DT Mazi Smith

DT Gervon Dexter

CB Clark Phillips

S Brian Branch


RB Tyjae Spears

WR Nathaniel Dell

TE Sam LaPorta

TE Luke Schoonmaker

S Marte Mapu

The Pick Is In

So who will the Bills select? It will depend on how the board falls and what the positional needs are. If the draft trends continue, those 10 players in the safe range are very likely to be in the mix in the first two rounds.

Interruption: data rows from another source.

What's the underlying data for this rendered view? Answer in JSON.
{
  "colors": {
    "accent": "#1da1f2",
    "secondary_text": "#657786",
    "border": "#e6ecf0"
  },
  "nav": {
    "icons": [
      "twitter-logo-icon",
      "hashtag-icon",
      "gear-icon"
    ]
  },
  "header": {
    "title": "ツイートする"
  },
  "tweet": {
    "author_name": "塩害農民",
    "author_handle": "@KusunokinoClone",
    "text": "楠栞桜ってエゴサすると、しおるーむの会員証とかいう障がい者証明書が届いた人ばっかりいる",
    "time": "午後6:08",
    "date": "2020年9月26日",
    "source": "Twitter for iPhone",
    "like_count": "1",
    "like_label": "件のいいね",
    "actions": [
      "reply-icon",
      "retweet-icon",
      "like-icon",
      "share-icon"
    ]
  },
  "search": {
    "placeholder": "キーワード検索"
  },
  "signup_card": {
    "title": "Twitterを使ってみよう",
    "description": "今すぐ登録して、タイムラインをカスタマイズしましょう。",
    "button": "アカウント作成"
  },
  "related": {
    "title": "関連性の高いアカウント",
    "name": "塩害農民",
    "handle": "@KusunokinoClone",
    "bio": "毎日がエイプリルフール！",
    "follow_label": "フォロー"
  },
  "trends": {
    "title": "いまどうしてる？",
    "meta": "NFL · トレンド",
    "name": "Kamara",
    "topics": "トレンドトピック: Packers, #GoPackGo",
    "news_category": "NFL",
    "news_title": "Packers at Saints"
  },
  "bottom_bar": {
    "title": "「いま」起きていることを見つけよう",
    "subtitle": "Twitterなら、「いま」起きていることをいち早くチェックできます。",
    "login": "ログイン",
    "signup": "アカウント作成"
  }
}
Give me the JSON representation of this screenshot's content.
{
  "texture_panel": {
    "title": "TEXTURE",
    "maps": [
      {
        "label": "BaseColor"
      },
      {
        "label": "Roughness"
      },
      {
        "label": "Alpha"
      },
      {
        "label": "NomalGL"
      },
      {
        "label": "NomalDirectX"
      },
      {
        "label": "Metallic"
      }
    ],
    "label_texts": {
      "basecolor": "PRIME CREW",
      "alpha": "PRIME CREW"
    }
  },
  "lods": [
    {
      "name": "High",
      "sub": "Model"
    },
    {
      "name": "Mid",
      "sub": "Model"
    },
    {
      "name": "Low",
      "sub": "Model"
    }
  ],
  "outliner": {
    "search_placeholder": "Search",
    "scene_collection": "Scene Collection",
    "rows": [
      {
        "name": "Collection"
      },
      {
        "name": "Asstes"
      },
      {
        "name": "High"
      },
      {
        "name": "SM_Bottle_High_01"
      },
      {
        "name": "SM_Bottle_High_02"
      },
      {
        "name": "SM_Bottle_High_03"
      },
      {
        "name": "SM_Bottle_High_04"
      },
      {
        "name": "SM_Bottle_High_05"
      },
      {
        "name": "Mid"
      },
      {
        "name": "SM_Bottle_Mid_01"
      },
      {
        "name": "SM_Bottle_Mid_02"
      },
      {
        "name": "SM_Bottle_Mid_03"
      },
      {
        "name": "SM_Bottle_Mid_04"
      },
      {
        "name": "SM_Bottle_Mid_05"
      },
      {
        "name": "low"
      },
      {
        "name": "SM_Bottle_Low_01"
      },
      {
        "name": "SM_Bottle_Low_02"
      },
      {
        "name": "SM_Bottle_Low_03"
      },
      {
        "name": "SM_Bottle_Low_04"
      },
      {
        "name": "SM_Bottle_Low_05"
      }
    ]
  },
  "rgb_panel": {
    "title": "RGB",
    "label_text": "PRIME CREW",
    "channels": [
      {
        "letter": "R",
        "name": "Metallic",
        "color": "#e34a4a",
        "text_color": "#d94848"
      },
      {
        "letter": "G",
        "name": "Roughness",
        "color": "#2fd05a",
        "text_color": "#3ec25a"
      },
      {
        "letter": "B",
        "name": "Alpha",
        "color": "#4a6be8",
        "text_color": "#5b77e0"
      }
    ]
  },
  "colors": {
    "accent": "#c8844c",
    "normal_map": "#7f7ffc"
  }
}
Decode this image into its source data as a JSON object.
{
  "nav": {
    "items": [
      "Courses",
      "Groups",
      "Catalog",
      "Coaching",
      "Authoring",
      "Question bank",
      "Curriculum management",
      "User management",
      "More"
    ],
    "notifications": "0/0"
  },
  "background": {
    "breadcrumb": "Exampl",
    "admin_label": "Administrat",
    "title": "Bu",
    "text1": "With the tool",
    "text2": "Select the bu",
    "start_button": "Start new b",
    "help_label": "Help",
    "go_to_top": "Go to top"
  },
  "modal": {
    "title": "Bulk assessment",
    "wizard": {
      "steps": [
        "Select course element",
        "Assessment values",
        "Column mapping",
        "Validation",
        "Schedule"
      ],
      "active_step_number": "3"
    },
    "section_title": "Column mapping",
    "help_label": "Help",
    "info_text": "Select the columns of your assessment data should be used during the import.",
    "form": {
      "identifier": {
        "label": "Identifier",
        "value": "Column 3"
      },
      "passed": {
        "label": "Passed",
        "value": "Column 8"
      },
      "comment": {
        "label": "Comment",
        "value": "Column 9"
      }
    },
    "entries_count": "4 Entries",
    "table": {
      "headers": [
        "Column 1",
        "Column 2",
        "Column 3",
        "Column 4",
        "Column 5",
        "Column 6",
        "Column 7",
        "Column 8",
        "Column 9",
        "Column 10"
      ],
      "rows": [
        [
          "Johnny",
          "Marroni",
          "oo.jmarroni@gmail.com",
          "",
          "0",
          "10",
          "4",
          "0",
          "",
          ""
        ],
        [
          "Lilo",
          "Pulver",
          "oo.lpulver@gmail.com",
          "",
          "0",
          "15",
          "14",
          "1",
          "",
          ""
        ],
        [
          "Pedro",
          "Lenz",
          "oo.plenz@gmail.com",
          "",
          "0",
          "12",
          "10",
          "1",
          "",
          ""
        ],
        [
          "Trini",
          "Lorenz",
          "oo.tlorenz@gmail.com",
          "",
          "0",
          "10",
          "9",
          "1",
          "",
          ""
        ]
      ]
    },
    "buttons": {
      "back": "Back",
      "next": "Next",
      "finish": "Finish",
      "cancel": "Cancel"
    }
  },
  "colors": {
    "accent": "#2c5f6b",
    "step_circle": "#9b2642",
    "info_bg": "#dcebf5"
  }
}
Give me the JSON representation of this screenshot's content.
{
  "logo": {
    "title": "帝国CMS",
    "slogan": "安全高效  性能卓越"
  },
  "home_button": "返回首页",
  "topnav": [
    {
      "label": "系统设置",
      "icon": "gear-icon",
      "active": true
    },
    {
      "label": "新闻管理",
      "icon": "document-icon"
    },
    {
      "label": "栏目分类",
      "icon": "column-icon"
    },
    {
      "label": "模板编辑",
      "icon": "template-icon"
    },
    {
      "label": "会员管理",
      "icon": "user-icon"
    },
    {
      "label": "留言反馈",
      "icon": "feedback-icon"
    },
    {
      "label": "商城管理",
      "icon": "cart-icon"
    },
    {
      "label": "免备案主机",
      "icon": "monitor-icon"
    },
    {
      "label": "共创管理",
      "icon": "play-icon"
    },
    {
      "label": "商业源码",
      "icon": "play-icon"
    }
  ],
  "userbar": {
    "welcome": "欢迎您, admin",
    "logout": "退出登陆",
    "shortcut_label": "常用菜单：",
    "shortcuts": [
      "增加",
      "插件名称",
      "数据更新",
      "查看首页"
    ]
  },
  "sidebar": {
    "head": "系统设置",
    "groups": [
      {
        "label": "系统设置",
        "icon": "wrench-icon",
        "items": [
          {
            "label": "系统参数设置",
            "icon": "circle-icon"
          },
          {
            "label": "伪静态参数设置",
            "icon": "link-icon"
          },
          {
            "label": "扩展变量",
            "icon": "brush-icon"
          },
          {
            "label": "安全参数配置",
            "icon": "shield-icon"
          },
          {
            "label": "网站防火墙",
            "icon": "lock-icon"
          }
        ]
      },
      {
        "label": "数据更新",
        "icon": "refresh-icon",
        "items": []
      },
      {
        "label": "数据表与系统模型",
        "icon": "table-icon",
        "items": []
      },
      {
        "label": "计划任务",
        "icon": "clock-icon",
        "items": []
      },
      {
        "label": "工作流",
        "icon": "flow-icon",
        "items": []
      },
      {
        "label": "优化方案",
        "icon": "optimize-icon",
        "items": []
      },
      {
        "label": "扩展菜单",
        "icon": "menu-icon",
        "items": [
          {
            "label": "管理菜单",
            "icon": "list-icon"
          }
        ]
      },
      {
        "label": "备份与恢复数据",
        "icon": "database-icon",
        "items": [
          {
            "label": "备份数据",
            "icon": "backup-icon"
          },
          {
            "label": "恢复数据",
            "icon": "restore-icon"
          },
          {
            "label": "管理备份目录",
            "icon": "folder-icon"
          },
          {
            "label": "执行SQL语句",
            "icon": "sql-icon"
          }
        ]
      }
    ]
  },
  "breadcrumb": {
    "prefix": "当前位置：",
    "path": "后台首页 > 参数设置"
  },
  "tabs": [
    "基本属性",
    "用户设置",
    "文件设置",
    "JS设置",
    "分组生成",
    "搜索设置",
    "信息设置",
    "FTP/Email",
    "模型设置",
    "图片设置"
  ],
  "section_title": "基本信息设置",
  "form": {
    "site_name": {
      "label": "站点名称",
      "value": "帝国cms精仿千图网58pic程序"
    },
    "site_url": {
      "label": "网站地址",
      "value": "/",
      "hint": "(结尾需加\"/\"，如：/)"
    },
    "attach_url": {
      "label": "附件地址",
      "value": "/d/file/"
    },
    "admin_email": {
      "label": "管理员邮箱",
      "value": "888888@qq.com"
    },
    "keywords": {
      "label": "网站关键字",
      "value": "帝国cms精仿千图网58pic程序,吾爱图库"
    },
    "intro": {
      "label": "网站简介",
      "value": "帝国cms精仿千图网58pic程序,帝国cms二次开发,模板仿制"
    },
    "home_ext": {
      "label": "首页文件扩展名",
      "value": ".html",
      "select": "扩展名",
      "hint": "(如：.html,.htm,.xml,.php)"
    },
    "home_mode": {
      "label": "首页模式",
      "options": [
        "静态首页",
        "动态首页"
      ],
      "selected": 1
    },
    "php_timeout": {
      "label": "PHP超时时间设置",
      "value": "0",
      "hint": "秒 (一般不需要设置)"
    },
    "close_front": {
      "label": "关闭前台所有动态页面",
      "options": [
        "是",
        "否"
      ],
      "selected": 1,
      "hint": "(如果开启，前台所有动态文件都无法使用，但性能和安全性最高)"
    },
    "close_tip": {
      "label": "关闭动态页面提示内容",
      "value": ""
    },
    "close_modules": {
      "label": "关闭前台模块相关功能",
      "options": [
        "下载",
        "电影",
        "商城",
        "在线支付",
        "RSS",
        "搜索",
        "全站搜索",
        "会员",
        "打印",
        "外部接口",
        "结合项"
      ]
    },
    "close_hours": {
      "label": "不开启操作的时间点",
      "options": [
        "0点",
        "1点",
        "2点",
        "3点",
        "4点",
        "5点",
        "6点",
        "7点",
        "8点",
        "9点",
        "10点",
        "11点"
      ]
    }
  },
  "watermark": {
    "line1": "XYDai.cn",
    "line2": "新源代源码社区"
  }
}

Two players I wanted to highlight are TE Luke Musgrave and Darnell Washington. Musgrave had a season-ending MCL tear and those repairs have minimal issues once surgically addressed. In comparison, Darnell Washington had a foot fracture, another foot injury with very little information, and an ankle injury. It would be easy to think that Washington would be the smarter pick due to the fracture alone, but I had concerns about his availability seen here at Cover 1.

The Bills appear to appreciate a player with an injury history that is unlikely to linger, maximizing the chance for availability and production.

The five risky players may be an option as well in the third round or beyond. The team could have brought them in or spoken to them to better understand their injury history or to rule in/rule out on their draft board. 

The Bills could deviate altogether too and select someone like Jaxon Smith-Njigba despite his hamstring, Bryan Bresee with his ACL and shoulder, or even Darnell Washington with his foot injuries. Their past history suggests they will avoid those players, but anything can happen.

This is far from a perfect exercise, but this may help shed light on what the Buffalo Bills consider when putting together their draft board every spring.

Top Photo Credit: Rich Barnes/AP